Occasionally an opportunity comes along where you are able to share your passion for architecture with a younger generation. The chance to open students’ eyes, minds and hearts to the built environment around them, for them to realise that they are able to positively impact their surroundings through design for the betterment of their community.
Mark Sidding recently took up the offer of working with a group of 16 year 7,8 and 9 students at the Ruth Gorse Academy in Leeds. Supported by the RIBA Architecture Ambassadors scheme, we worked alongside the academy and The Tetley, a centre for contemporary art at the heart of Leeds’ South Bank, who kindly offered to be the client, to create a design day.
The goal of The Royal Institute of Architects’ scheme is ‘to inspire within the young a lasting appreciation, enjoyment and understanding of the places and spaces they inhabit’. The intention of the design day is to take the students outside of their regular school pattern and place them at the heart of a design competition; following a design process, working collaboratively on a design solution, and presenting, as a team, their final designs to both the client and their peers. Further incentive is provided through the mechanism of chocolate awarded to the winning team.
Having previously led workshops with primary school pupils to design new schools, the expectation of working with older students required more detailed planning and greater consideration of learning outcomes from the day. Several planning meetings were held with Sarah at the academy, detailing a programme of timed activities from an initial site visit, data collection through to design development and final presentation of their schemes.
The brief was; to design a new cultural centre as an extension to the existing Tetley building. The final design must complement the existing uses in the building and significantly enhance this part of Leeds.
On a rare balmy July morning the teams met in the lounge area of the Tetley, where they were introduced to the day and briefed by the client. Tours around both inside and outside the building followed, where the students collected data, took photos and had a lesson in observing context and detail.
The short walk back to the academy was full of excited discussion around design solutions, thoughts and ideas on what their new building will look and feel like, how it will work with what’s already there, and who will draw which part of the building when they get back to class.
The art room was laid out with access to different media including access to the internet and printers. The design session was split into 3 sections; site appraisal, option studies and final design and presentation. It soon became clear that the teams just wanted to plough straight through to the final design and presentation section; however they were encouraged to consider the context of their designs and research precedents for their ideas.

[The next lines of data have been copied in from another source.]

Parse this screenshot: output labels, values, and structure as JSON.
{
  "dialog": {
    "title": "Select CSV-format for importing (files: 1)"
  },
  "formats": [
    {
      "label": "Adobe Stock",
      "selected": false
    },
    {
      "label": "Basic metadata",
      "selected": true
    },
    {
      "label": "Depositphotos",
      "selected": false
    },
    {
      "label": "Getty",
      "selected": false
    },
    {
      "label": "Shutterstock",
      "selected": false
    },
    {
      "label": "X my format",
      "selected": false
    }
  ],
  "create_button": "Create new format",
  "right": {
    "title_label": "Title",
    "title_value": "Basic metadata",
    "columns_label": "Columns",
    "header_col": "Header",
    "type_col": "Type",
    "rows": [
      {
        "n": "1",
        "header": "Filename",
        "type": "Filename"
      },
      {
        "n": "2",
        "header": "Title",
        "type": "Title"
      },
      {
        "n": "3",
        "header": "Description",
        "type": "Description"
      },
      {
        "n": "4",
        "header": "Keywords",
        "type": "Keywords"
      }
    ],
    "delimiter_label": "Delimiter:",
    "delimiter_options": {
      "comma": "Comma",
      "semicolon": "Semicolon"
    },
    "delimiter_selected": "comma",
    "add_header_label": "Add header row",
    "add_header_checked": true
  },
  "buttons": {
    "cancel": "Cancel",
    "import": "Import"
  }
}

Fever pitch was reached around 2pm as teams were asked to start tidying their spaces, finalise their presentations and agree team order and what to say. Models were poised, drawings carefully placed and words rehearsed. Chocolate was placed on display as the client returned to hear the amazing and inspired design solutions, and somehow pick a winning design for the Tetley.
Ideas flowed; from a huge ‘T’ turned on its side, to a 40 storey arts tower, outside BBQ spaces, and light shafts allowing coloured light to filter through the heart of the building. Art which prescribed the colour of the building which would change and evolve with each exhibition, sky gardens and glass elevators. To say that we were impressed with the creative imaginations in such a short space of time is an understatement. The winning design both answered the brief but significantly enhanced many of the client’s thoughts and ideas, and out of all of the designs presented was the one we believed would actually be the most viable if the Tetley were ever to be extended.
Quite often you can leave a venue after a day of being all enthusiastic about one of your passions and be deflated. Whether it’s the relief that it’s all over after all that planning, or coming down from all that energy you’ve just exerted. Either way the one question that always crosses your mind is if we have made a difference. Sometimes you get great feedback from the teachers, sometimes it’s just a thank you and you never really know. As we were leaving the main entrance one of the students made a b line for us, and half embarrassed half shy shared her joy, excitement, delight and thankfulness at the opportunity of being involved in the design day.
We would like to think that every Architect had a moment when they realised the significantly positive impact our profession can contribute to creating community, which then spurred them on through the years at University. My hope is that we have made a difference to at least one student at Ruth Gorse Academy who in turn will be inspired to ‘light up the world’ through great design
Sarah Johnston, Lead teacher of Art at The Ruth Gorse Academy added, “The design day was absolutely fantastic! Both the students and staff really enjoyed the site visit, explaining that they enjoyed looking at architecture in a completely different light. During the design process it was clear that the students found Mark to be very approachable and were happy and confident in discussing their ideas with him. The day left them inspired and one student in particular has expressed that architecture is now a career path they are interested in pursuing. I believe the project was extremely beneficial for the students and would hope to continue the project again next year…I have asked for it to be in the school calendar already!”